Our sense of taste is derived not only from the mouth, but the nose. In fact 90% of what we call taste is really from our sense of smell. The aroma of a wine can thereby provide vital insights into such things as the grape varietal it was sourced from, its ripeness, the soil and climate conditions the vines experienced and any winemaker influence on the wine, such as oak maturation. To release the flavours and aromas, swirl the wine in the glass and get some air into the wine. The more it is aerated, the more the aroma will be revealed. Then place your nose right into the rim of the glass and inhale deeply. While pleasant aroma doesn’t always guarantee a great tasting wine, and vice versa, it can give you a few clues as to what to expect.
Here's to good taste
Move the wine all around your mouth, coating your tongue and mouth. Wine tasting is a different experience for every part of your mouth. Sweetness gives a warm feeling on the tip of your tongue, while acids cause a sharp ‘pulling’ feeling on the sides of the tongue towards the front. Tannin grips the side of the tongue at the back, while the alcohol content presents itself as a hot feeling at the rear of your mouth near the throat and back of the tongue. One of the most exciting parts about tasting wine is just how many different flavours there are. At first a wine may appear to contain just one or two dominant flavours. But probe a little deeper, and you’ll detect more and more layers of flavour and aromas. This is what can often make a good wine great.
How to describe the flavour
Try to identify flavours and aromas using terms you know and understand, rather than trying to describe them with words you may have read in the wine columns. As a wine ages, the flavours and aromas change. A Riesling, for instance, might display citrus and lime characters while young, but will transform to reveal flavours and aromas of honey and cloves as the wine matures in the bottle.
Flavour characteristics of individual grape varietals
Specific grapes have particular flavours and aromas, which they impart to the finished wine. But climate, region and winemaking technique can also affect the palate of a particular grape varietal. So a Riesling from the Clare Valley, for instance, will probably taste quite different from one grown in Margaret River or Germany. Nevertheless, here are a few key flavours and aromas you might notice in some of the more popular grape varietals.

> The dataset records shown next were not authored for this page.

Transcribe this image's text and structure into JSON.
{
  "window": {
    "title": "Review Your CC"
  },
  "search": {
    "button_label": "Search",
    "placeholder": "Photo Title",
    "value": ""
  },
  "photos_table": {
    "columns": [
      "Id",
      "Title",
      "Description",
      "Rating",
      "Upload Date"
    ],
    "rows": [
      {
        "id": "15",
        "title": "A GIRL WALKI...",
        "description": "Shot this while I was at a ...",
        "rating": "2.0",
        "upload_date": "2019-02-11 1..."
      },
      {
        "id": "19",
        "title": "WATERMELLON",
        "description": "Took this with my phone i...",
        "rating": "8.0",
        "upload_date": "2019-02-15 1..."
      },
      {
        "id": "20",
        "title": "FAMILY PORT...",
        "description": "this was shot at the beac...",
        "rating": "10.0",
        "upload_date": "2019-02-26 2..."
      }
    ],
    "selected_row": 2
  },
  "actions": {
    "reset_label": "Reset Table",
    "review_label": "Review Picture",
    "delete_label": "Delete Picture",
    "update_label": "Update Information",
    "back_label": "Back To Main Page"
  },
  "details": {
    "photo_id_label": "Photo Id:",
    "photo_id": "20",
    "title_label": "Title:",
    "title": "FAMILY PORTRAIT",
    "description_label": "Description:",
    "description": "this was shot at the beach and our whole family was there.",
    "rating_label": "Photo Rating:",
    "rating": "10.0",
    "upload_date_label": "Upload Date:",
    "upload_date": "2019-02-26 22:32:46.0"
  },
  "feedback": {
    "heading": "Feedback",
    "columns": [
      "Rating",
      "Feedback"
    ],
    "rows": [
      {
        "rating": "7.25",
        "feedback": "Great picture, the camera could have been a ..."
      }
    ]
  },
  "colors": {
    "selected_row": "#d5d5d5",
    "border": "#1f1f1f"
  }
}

To learn more about the most common grape varieties make sure to visit our grape varieties
RIESLING: Green apple, lemon, lime, citrus, musk, rose petal.
SAUVIGNON BLANC : Gooseberry, capsicum, lemon, grapefruit, passionfruit, asparagus, lime, melon.
CHARDONNAY : Melon, peach, nectarine, butterscotch, caramel, cashew, toast.
CABERNET SAUVIGNON : Blackcurrant, cassis, mint, cedar, berries, tobacco leaf.
MERLOT : Violets, raspberry, blackberry, musk, cinnamon, stewed plums.
SHIRAZ : Plum, pepper, black cherry, blueberry, aniseed, licorice.